A world-wide favourite, the mild flavour as well as their unique appearance has made Swiss cheese one of the most popular choices for cheese lovers for centuries. But one question that has been debated by scientists for many years, how does Swiss cheese get its distinctive holey appearance?
Contrary to the stories we were told as children, the holes are not in fact a result of mice chewing through the delicious cheese. Here we explore the theories that aim to explain how Swiss cheese gains its holes.
Is it bacteria?
A theory into how these holes are made was put forward in the early 20th century by William Mansfield Clark, a chemist from the Department of Agriculture. Clark theorised that during the aging process a particular bacteria, unique to Swiss cheese, emits carbon dioxide which produces bubbles which subsequently pop, resulting in the holes seen within the cheese.
For over 100 years this theory was widely believed to be true by cheese aficionados across the globe, however in 2015 scientists from a Swiss laboratory announced that they had made a discovery that could answer this age-old question.
Is hay the answer?
Scientists working at Swiss agricultural institute, Agroscope, now believe that the holes are formed by very small pieces of hay that fall into buckets of milk when they are collected in barns. Over time, these pieces of hay cause holes in the cheese as it ages by weakening the curd’s structure, which in turn allows gas to form and create the holes, or ‘eyes’ as they are commonly known.
The discovery was made with the help of a CT scanner, which tracked the aging process of the cheese for 130 days. This discovery also provides evidence as to why you may see less holes in Swiss cheese as you would have many years ago. This is due to the fact that milking methods have been modernised, making them more hygienic and therefore less hay particles fall into containers.
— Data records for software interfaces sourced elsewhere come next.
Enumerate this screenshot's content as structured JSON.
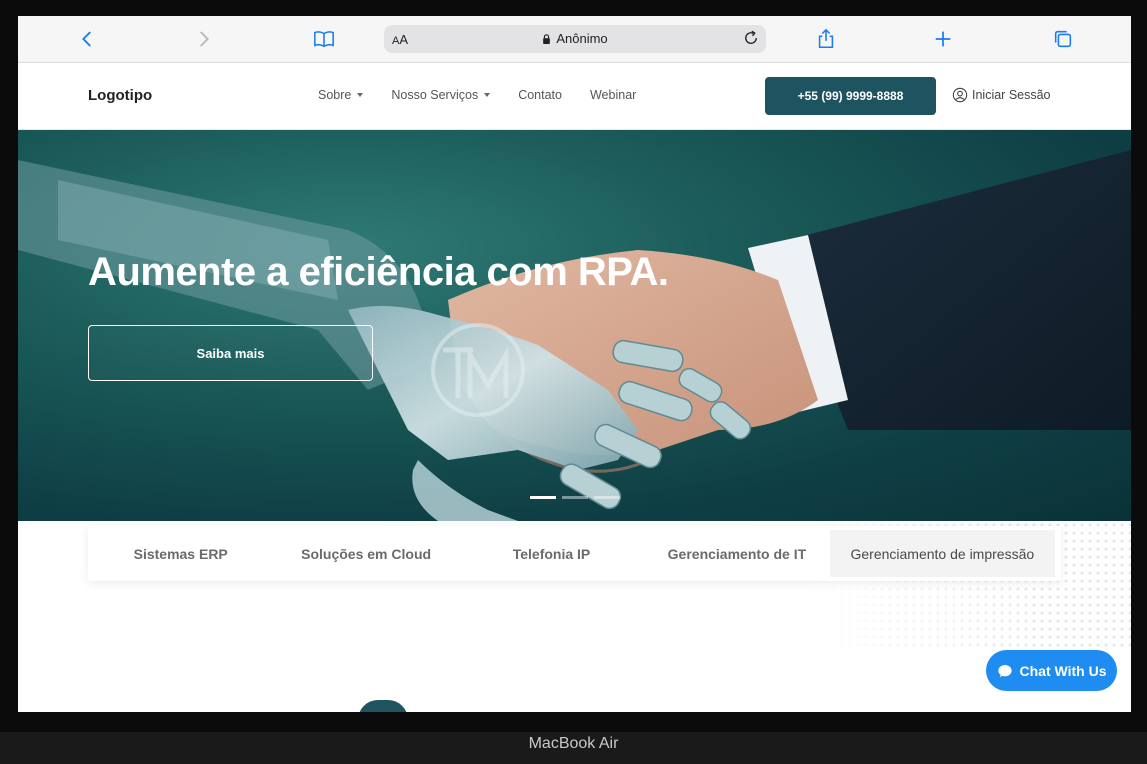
{
  "browser": {
    "text_size_label": "AA",
    "address_text": "Anônimo",
    "icons": [
      "back-icon",
      "forward-icon",
      "bookmarks-icon",
      "lock-icon",
      "reload-icon",
      "share-icon",
      "new-tab-icon",
      "tabs-icon"
    ]
  },
  "nav": {
    "logo": "Logotipo",
    "menu": [
      {
        "label": "Sobre",
        "dropdown": true
      },
      {
        "label": "Nosso Serviços",
        "dropdown": true
      },
      {
        "label": "Contato",
        "dropdown": false
      },
      {
        "label": "Webinar",
        "dropdown": false
      }
    ],
    "phone": "+55 (99) 9999-8888",
    "login": "Iniciar Sessão"
  },
  "hero": {
    "title": "Aumente a eficiência com RPA.",
    "button": "Saiba mais",
    "slides": 3,
    "active_slide": 1
  },
  "services": {
    "tabs": [
      "Sistemas ERP",
      "Soluções em Cloud",
      "Telefonia IP",
      "Gerenciamento de IT",
      "Gerenciamento de impressão"
    ],
    "active_tab": 4
  },
  "chat": {
    "label": "Chat With Us"
  },
  "device": {
    "label": "MacBook Air"
  },
  "colors": {
    "primary": "#1e5360",
    "chat": "#1e8cf0",
    "safari_blue": "#1a7cf2"
  }
}
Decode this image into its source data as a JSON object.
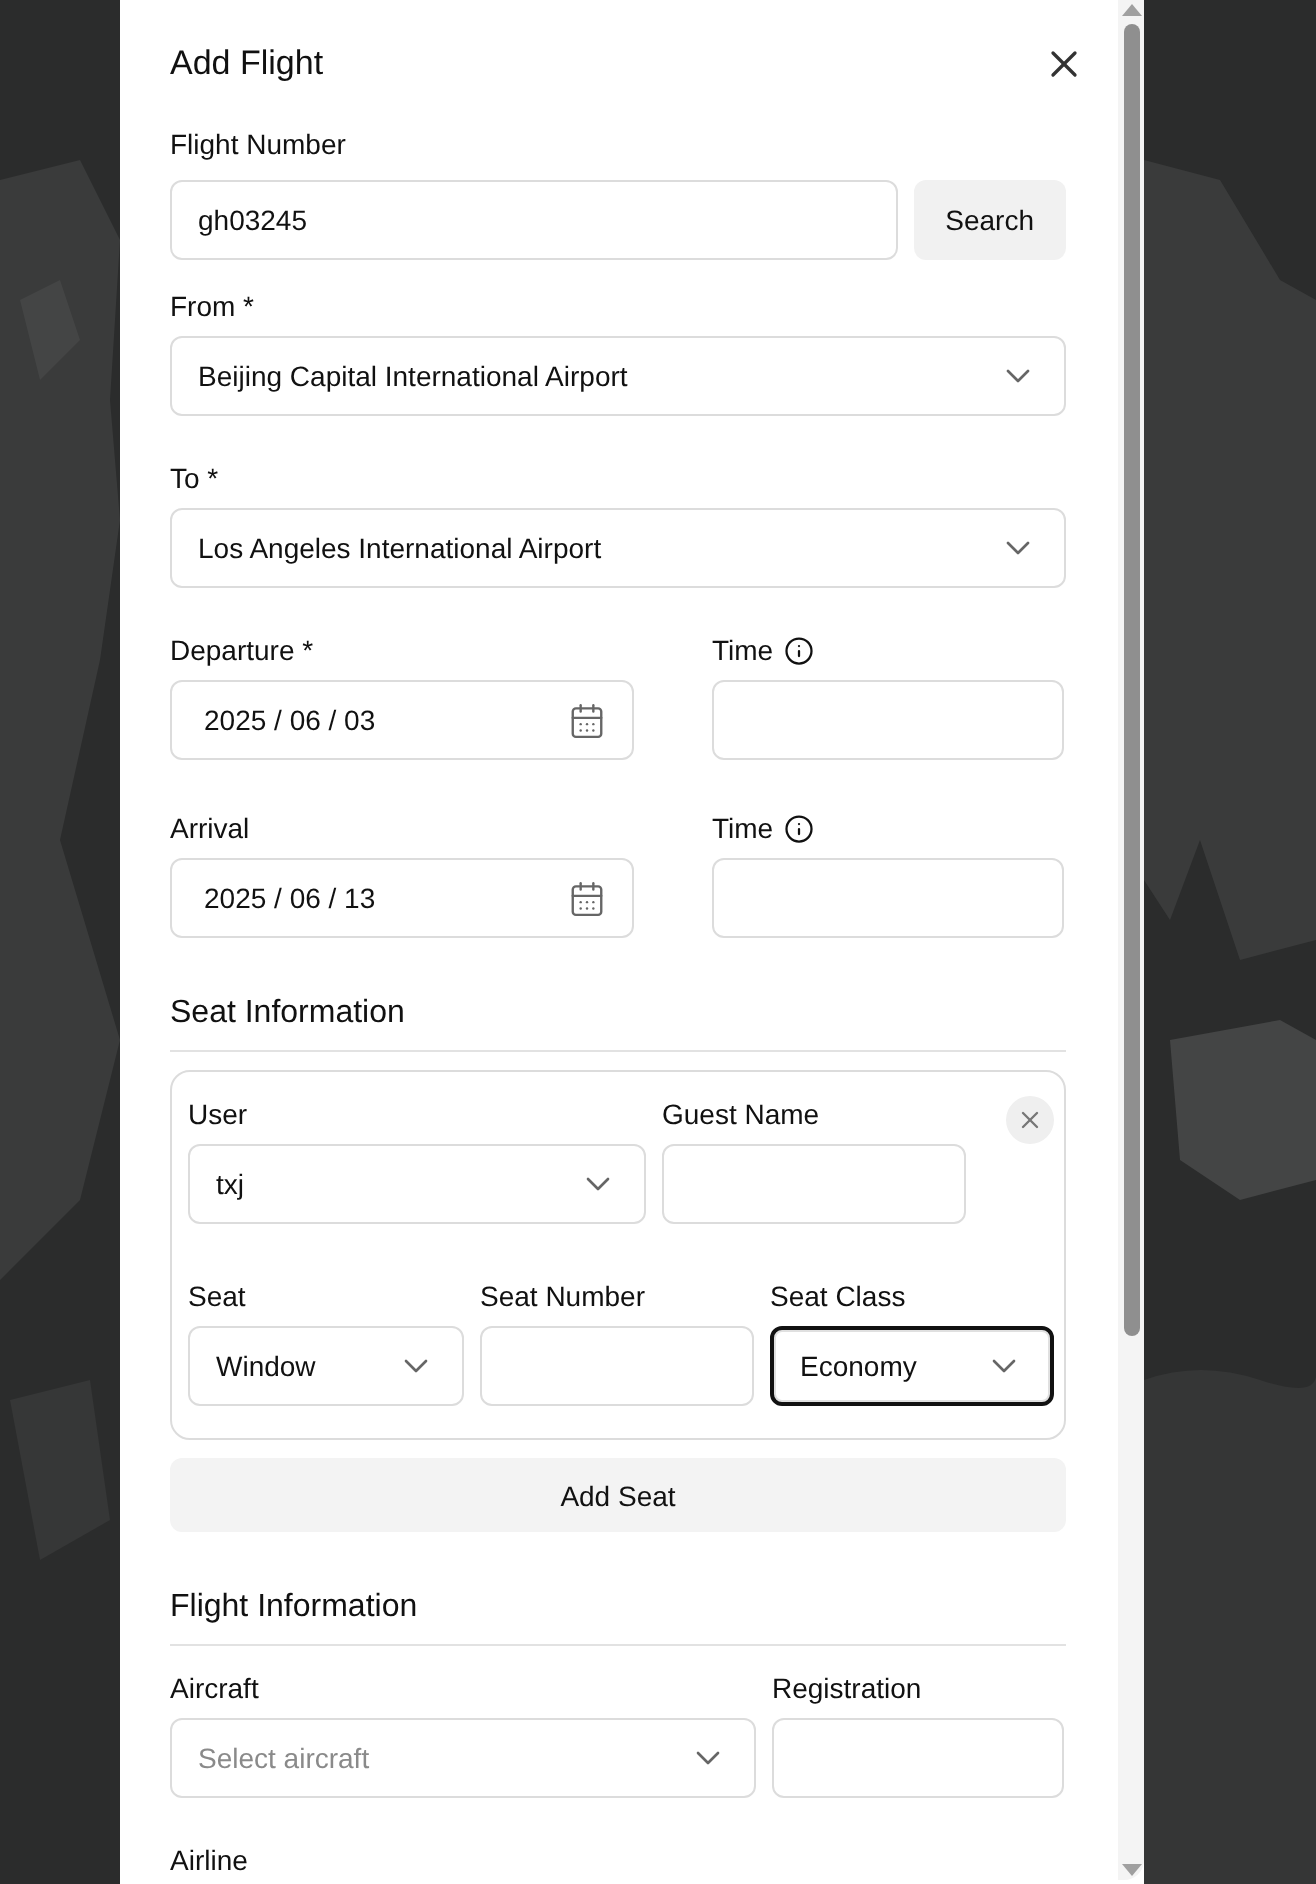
{
  "dialog": {
    "title": "Add Flight"
  },
  "flight_number": {
    "label": "Flight Number",
    "value": "gh03245",
    "button": "Search"
  },
  "from": {
    "label": "From *",
    "value": "Beijing Capital International Airport"
  },
  "to": {
    "label": "To *",
    "value": "Los Angeles International Airport"
  },
  "schedule": [
    {
      "label": "Departure *",
      "date": "2025 / 06 / 03",
      "time_label": "Time"
    },
    {
      "label": "Arrival",
      "date": "2025 / 06 / 13",
      "time_label": "Time"
    }
  ],
  "seat_section": {
    "title": "Seat Information",
    "seats": [
      {
        "user_label": "User",
        "user": "txj",
        "guest_label": "Guest Name",
        "seat_label": "Seat",
        "seat": "Window",
        "seat_number_label": "Seat Number",
        "class_label": "Seat Class",
        "seat_class": "Economy",
        "class_focused": true
      }
    ],
    "add_button": "Add Seat"
  },
  "flight_section": {
    "title": "Flight Information",
    "aircraft_label": "Aircraft",
    "aircraft_placeholder": "Select aircraft",
    "registration_label": "Registration",
    "airline_label": "Airline"
  }
}
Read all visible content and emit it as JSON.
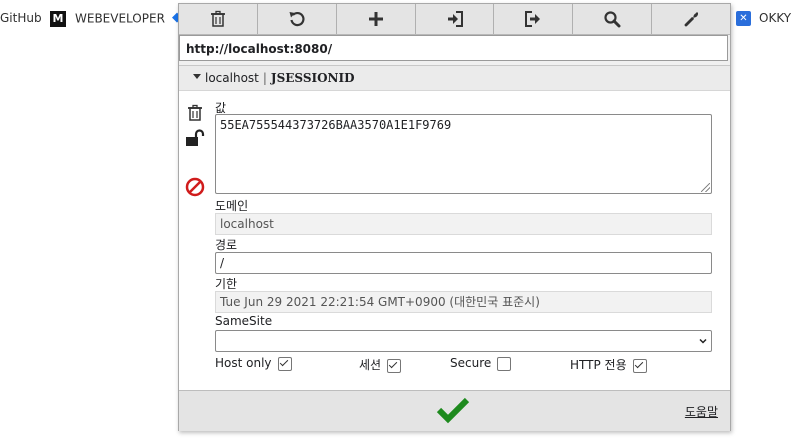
{
  "browser": {
    "bookmarks": [
      {
        "label": "GitHub"
      },
      {
        "label": "WEBEVELOPER",
        "logo": "M"
      },
      {
        "label": "OKKY",
        "logo": "✕"
      }
    ]
  },
  "toolbar": {
    "buttons": [
      {
        "icon": "trash-icon"
      },
      {
        "icon": "undo-icon"
      },
      {
        "icon": "plus-icon"
      },
      {
        "icon": "import-icon"
      },
      {
        "icon": "export-icon"
      },
      {
        "icon": "search-icon"
      },
      {
        "icon": "wrench-icon"
      }
    ]
  },
  "url": "http://localhost:8080/",
  "cookie": {
    "domain_header": "localhost",
    "separator": "|",
    "name": "JSESSIONID",
    "value_label": "값",
    "value": "55EA755544373726BAA3570A1E1F9769",
    "domain_label": "도메인",
    "domain": "localhost",
    "path_label": "경로",
    "path": "/",
    "expires_label": "기한",
    "expires": "Tue Jun 29 2021 22:21:54 GMT+0900 (대한민국 표준시)",
    "samesite_label": "SameSite",
    "samesite": "",
    "flags": {
      "host_only_label": "Host only",
      "host_only": true,
      "session_label": "세션",
      "session": true,
      "secure_label": "Secure",
      "secure": false,
      "http_only_label": "HTTP 전용",
      "http_only": true
    }
  },
  "side_icons": [
    "trash-icon",
    "unlock-icon",
    "block-icon"
  ],
  "footer": {
    "save_icon": "checkmark-icon",
    "help_label": "도움말"
  },
  "colors": {
    "checkmark": "#1e8a1e",
    "block_icon": "#d01c1c"
  }
}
Swiss cheese is one of our most popular cheeses we sell here at JS Bailey. Is your business fully stocked? Place your order of Emmental or Edam here.